This year’s week-long ‘NERM’ was organised by Bangor Forestry Students’ Association (BFSA), reflecting the pioneering spirit of Bangor University that began it all in 1973 with an annual meeting of forestry students: the International Forestry Students Symposium (IFSS). The event was held in Britain for thirteen years but this year’s European gathering, run on behalf of IFSA and with help from Woodland Heritage, was the first time that an annual meeting had returned to the UK.
“It was wonderful to welcome almost thirty delegates from a dozen European nations to North Wales and to visit a wide variety of sites, each with its own opportunities and challenges”, said event organiser and Chair of the IFSA Northern European Regional Meeting 2019, Peter Roe. “Every nation faces threats such as Climate Change and a growing list of pests and diseases, but equally a growing interest in using timber for a widening range of uses, leading to a healthy demand for forest products”.
The ‘NERM’ was able to view a broad range of species of trees grown at a variety of locations, but also to learn about the other services each site delivered, such as how Corsican pine has helped to protect the local village from coastal erosion at Newborough on Anglesey, and how Gwydir Forest has helped both the landscape and the rural visitor economy at Betws-y-Coed in Snowdonia.

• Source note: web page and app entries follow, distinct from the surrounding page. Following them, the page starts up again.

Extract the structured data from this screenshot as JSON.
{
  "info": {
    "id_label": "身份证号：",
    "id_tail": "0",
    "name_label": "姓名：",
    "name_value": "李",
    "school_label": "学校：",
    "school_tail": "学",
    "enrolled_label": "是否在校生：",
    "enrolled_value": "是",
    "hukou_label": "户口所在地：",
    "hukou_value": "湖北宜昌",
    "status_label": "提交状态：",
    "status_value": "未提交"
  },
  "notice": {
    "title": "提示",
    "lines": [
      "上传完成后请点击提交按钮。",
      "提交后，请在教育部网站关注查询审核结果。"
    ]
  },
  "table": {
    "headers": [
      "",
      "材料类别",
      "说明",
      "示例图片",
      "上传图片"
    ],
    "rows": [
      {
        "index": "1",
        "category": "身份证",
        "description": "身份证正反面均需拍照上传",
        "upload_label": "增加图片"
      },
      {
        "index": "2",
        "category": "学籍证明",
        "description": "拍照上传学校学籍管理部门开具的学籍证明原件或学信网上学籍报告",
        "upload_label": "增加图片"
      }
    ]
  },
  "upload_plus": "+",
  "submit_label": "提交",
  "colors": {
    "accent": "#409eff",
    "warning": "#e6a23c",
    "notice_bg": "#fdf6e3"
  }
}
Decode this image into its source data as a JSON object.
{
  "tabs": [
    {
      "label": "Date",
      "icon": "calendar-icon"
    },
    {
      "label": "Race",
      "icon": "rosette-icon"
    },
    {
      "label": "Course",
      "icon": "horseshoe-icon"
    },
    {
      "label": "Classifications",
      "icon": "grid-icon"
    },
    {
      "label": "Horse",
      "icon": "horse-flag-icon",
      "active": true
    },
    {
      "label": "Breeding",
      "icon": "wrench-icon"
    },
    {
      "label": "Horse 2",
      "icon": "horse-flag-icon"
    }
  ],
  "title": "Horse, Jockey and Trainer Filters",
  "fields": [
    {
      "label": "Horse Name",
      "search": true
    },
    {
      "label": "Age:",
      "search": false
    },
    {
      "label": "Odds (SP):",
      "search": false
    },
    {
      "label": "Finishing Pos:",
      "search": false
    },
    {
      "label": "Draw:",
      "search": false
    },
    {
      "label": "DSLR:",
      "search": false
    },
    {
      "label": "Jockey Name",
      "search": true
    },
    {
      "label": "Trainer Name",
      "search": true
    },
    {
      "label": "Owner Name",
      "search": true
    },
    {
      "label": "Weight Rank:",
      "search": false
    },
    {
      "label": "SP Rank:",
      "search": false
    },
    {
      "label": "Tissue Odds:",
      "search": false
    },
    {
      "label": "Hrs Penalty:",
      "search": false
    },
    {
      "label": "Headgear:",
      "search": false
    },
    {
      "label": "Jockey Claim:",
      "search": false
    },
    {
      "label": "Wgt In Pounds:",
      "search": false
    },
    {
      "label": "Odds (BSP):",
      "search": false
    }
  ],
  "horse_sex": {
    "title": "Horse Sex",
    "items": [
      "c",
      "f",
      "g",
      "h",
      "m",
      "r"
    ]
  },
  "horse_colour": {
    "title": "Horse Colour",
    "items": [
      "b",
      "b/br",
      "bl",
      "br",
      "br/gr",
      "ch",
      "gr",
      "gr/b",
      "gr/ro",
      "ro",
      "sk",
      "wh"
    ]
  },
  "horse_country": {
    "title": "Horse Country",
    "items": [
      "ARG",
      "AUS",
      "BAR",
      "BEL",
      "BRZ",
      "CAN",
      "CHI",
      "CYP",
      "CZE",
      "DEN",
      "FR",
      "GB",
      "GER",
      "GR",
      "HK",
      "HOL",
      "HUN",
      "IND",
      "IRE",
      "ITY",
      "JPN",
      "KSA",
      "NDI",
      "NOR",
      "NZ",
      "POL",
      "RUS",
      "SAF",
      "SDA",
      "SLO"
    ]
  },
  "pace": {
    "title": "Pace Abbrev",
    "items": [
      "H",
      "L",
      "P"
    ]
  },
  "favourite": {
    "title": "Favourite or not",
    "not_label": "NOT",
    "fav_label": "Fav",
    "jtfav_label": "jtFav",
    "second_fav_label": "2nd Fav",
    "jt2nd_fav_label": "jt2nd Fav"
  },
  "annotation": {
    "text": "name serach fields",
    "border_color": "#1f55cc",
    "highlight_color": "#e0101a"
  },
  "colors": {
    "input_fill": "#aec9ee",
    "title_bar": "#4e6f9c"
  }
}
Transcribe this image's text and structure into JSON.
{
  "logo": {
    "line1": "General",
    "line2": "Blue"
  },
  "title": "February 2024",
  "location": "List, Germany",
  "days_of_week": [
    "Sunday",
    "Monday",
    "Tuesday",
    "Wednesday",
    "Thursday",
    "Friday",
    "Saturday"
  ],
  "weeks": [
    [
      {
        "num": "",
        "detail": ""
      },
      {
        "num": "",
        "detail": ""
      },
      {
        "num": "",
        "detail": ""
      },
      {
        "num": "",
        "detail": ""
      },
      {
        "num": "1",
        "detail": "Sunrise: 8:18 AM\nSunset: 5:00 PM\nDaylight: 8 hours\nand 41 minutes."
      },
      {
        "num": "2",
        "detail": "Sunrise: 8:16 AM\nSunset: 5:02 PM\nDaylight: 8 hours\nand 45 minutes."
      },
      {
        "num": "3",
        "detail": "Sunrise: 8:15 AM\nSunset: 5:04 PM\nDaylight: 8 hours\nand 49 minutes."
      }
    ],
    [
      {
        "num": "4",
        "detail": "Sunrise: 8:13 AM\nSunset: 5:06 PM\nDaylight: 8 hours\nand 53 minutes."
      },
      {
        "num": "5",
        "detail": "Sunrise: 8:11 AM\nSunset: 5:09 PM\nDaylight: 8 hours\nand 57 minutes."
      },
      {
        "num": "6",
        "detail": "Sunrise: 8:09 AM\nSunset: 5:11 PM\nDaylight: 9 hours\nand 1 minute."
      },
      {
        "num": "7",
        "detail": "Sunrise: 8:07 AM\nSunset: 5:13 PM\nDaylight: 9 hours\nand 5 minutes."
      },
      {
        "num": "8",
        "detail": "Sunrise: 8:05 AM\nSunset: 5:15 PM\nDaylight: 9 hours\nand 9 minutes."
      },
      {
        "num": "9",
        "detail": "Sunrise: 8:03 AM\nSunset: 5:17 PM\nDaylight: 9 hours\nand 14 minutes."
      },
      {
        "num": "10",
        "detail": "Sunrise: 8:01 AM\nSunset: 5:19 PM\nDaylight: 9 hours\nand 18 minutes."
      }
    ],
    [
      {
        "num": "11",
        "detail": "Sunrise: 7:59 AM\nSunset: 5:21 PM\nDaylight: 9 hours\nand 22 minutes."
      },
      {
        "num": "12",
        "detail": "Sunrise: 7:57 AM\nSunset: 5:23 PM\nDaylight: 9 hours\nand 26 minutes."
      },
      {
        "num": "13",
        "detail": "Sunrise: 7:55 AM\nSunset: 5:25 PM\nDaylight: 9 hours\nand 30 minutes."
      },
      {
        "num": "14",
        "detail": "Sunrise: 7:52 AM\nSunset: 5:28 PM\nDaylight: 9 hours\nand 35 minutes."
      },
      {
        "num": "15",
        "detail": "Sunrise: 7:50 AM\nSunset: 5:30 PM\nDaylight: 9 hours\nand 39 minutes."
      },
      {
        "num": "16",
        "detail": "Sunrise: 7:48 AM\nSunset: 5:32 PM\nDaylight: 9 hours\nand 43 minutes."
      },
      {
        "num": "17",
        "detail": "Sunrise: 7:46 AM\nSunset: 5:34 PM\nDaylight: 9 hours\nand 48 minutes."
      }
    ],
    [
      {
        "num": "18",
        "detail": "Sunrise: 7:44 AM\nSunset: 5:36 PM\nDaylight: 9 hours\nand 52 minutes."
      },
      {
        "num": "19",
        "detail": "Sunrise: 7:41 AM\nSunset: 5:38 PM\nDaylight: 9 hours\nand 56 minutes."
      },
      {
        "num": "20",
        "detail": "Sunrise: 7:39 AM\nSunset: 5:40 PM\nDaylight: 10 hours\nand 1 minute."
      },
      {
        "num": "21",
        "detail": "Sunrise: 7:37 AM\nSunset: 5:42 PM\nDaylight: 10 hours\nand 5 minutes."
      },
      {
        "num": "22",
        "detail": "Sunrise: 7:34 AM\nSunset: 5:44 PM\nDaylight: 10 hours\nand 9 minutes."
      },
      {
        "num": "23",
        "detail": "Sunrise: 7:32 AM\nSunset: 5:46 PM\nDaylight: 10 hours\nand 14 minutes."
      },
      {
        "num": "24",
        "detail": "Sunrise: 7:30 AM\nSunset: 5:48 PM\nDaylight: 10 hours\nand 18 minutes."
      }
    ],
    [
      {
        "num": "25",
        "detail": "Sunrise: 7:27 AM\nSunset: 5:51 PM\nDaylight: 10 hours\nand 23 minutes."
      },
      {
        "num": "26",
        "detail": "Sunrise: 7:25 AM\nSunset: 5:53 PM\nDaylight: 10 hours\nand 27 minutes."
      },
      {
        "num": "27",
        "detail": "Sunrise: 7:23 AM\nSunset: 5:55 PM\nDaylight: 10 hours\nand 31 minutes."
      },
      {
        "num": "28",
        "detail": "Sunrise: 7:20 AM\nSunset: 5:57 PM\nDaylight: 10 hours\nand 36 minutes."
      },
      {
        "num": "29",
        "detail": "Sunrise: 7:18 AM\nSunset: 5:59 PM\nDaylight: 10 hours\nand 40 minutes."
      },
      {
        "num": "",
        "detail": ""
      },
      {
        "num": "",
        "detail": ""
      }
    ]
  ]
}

“On behalf of BFSA, I want to thank all the organisations that helped us stage this landmark event”, said Mr Roe. “The delegates, including our home-grown talent, represent the future of forestry in Northern Europe and it was fascinating to take part in so many debates about the different ways to keep our industry productive both today and tomorrow. There were some major differences in approach, such as with clear-fell where the situation in the Czech Republic was so different to that in Ireland, but we learned a great deal from each other and look forward to next year’s event in Germany”.